---------- RECORDED INFORMATION

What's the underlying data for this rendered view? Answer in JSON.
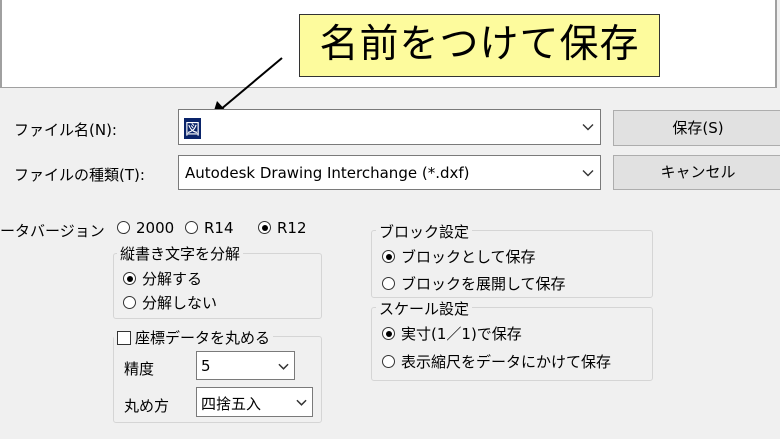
{
  "callout": {
    "text": "名前をつけて保存"
  },
  "filename": {
    "label": "ファイル名(N):",
    "value": "図"
  },
  "filetype": {
    "label": "ファイルの種類(T):",
    "value": "Autodesk Drawing Interchange (*.dxf)"
  },
  "buttons": {
    "save": "保存(S)",
    "cancel": "キャンセル"
  },
  "data_version": {
    "label": "ータバージョン",
    "options": [
      {
        "label": "2000",
        "selected": false
      },
      {
        "label": "R14",
        "selected": false
      },
      {
        "label": "R12",
        "selected": true
      }
    ]
  },
  "vertical_text": {
    "title": "縦書き文字を分解",
    "options": [
      {
        "label": "分解する",
        "selected": true
      },
      {
        "label": "分解しない",
        "selected": false
      }
    ]
  },
  "round_coords": {
    "title": "座標データを丸める",
    "checked": false,
    "precision_label": "精度",
    "precision_value": "5",
    "rounding_label": "丸め方",
    "rounding_value": "四捨五入"
  },
  "block_settings": {
    "title": "ブロック設定",
    "options": [
      {
        "label": "ブロックとして保存",
        "selected": true
      },
      {
        "label": "ブロックを展開して保存",
        "selected": false
      }
    ]
  },
  "scale_settings": {
    "title": "スケール設定",
    "options": [
      {
        "label": "実寸(1／1)で保存",
        "selected": true
      },
      {
        "label": "表示縮尺をデータにかけて保存",
        "selected": false
      }
    ]
  }
}
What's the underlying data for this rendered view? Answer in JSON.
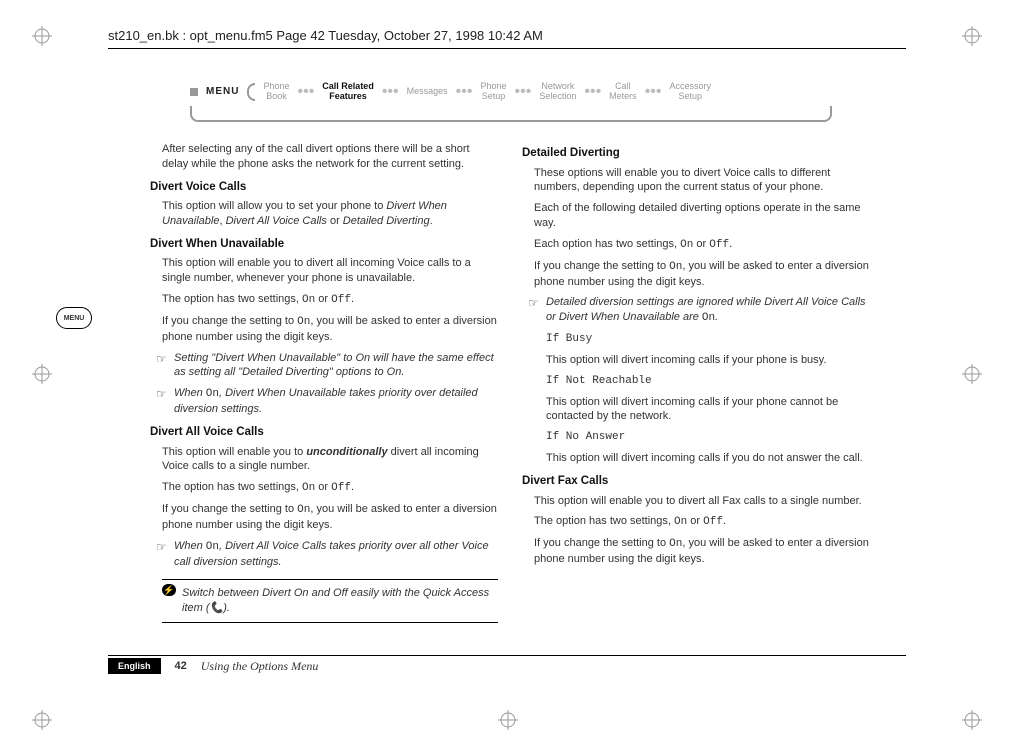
{
  "header": "st210_en.bk : opt_menu.fm5  Page 42  Tuesday, October 27, 1998  10:42 AM",
  "nav": {
    "menu": "MENU",
    "items": [
      {
        "l1": "Phone",
        "l2": "Book"
      },
      {
        "l1": "Call Related",
        "l2": "Features"
      },
      {
        "l1": "Messages",
        "l2": ""
      },
      {
        "l1": "Phone",
        "l2": "Setup"
      },
      {
        "l1": "Network",
        "l2": "Selection"
      },
      {
        "l1": "Call",
        "l2": "Meters"
      },
      {
        "l1": "Accessory",
        "l2": "Setup"
      }
    ]
  },
  "side_icon": "MENU",
  "left": {
    "intro": "After selecting any of the call divert options there will be a short delay while the phone asks the network for the current setting.",
    "h1": "Divert Voice Calls",
    "p1a": "This option will allow you to set your phone to ",
    "p1b": "Divert When Unavailable",
    "p1c": ", ",
    "p1d": "Divert All Voice Calls",
    "p1e": " or ",
    "p1f": "Detailed Diverting",
    "p1g": ".",
    "h2": "Divert When Unavailable",
    "p2": "This option will enable you to divert all incoming Voice calls to a single number, whenever your phone is unavailable.",
    "p3a": "The option has two settings, ",
    "on": "On",
    "or": " or ",
    "off": "Off",
    "dot": ".",
    "p4a": "If you change the setting to ",
    "p4b": ", you will be asked to enter a diversion phone number using the digit keys.",
    "n1": "Setting \"Divert When Unavailable\" to On will have the same effect as setting all \"Detailed Diverting\" options to On.",
    "n2a": "When ",
    "n2b": ", Divert When Unavailable takes priority over detailed diversion settings.",
    "h3": "Divert All Voice Calls",
    "p5a": "This option will enable you to ",
    "p5b": "unconditionally",
    "p5c": " divert all incoming Voice calls to a single number.",
    "p6a": "The option has two settings, ",
    "p7a": "If you change the setting to ",
    "p7b": ", you will be asked to enter a diversion phone number using the digit keys.",
    "n3a": "When ",
    "n3b": ", Divert All Voice Calls takes priority over all other Voice call diversion settings.",
    "quick": "Switch between Divert On and Off easily with the Quick Access item (📞)."
  },
  "right": {
    "h1": "Detailed Diverting",
    "p1": "These options will enable you to divert Voice calls to different numbers, depending upon the current status of your phone.",
    "p2": "Each of the following detailed diverting options operate in the same way.",
    "p3a": "Each option has two settings, ",
    "p4a": "If you change the setting to ",
    "p4b": ", you will be asked to enter a diversion phone number using the digit keys.",
    "n1a": "Detailed diversion settings are ignored while Divert All Voice Calls or Divert When Unavailable are ",
    "n1b": ".",
    "sub1": "If Busy",
    "sub1txt": "This option will divert incoming calls if your phone is busy.",
    "sub2": "If Not Reachable",
    "sub2txt": "This option will divert incoming calls if your phone cannot be contacted by the network.",
    "sub3": "If No Answer",
    "sub3txt": "This option will divert incoming calls if you do not answer the call.",
    "h2": "Divert Fax Calls",
    "p5": "This option will enable you to divert all Fax calls to a single number.",
    "p6a": "The option has two settings, ",
    "p7a": "If you change the setting to ",
    "p7b": ", you will be asked to enter a diversion phone number using the digit keys."
  },
  "footer": {
    "lang": "English",
    "page": "42",
    "text": "Using the Options Menu"
  }
}
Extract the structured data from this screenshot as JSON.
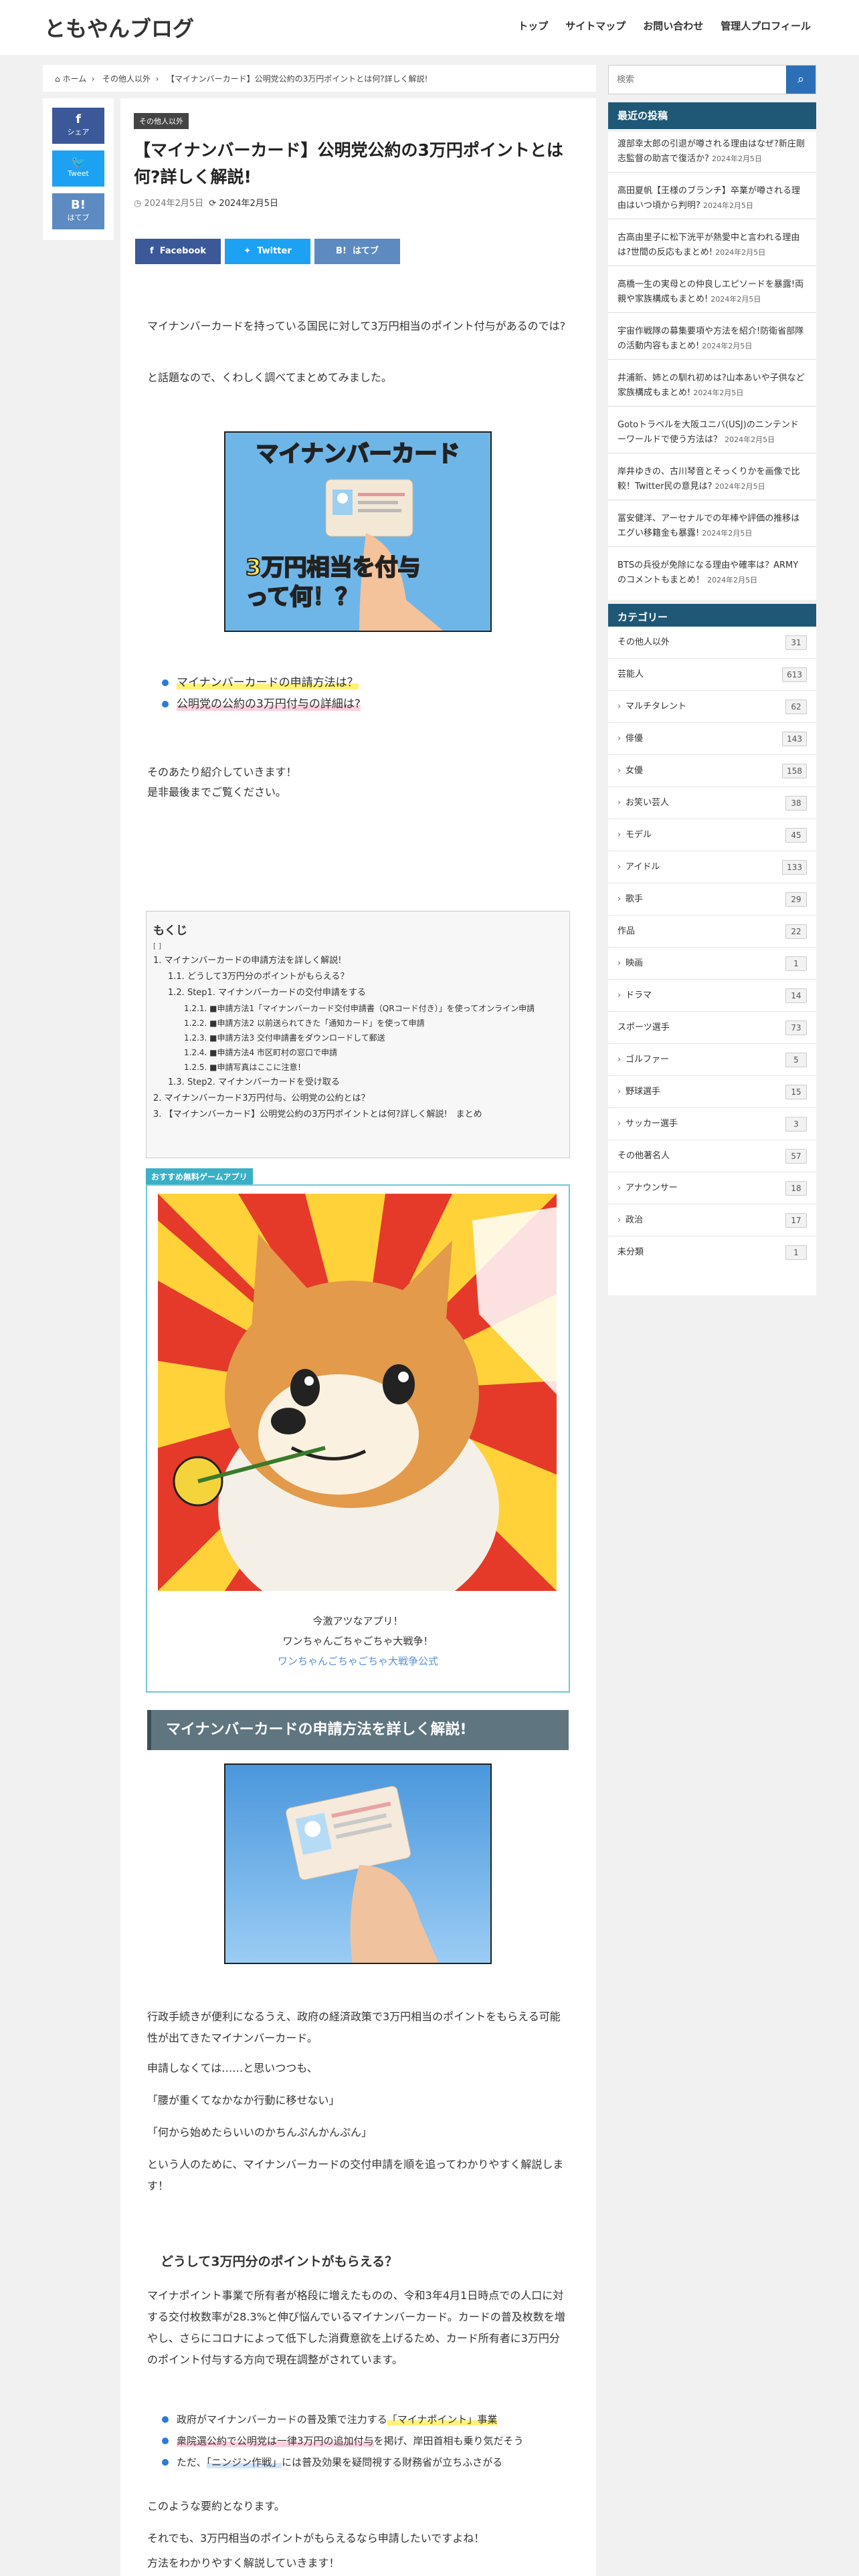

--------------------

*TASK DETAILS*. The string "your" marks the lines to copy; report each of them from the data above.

*SOLUTION FOR THIS EXERCISE*.
    "p1a": "This option will allow you to set your phone to ",
    "p2": "This option will enable you to divert all incoming Voice calls to a single number, whenever your phone is unavailable.",
    "p1": "These options will enable you to divert Voice calls to different numbers, depending upon the current status of your phone.",
    "sub1txt": "This option will divert incoming calls if your phone is busy.",
    "sub2txt": "This option will divert incoming calls if your phone cannot be contacted by the network.",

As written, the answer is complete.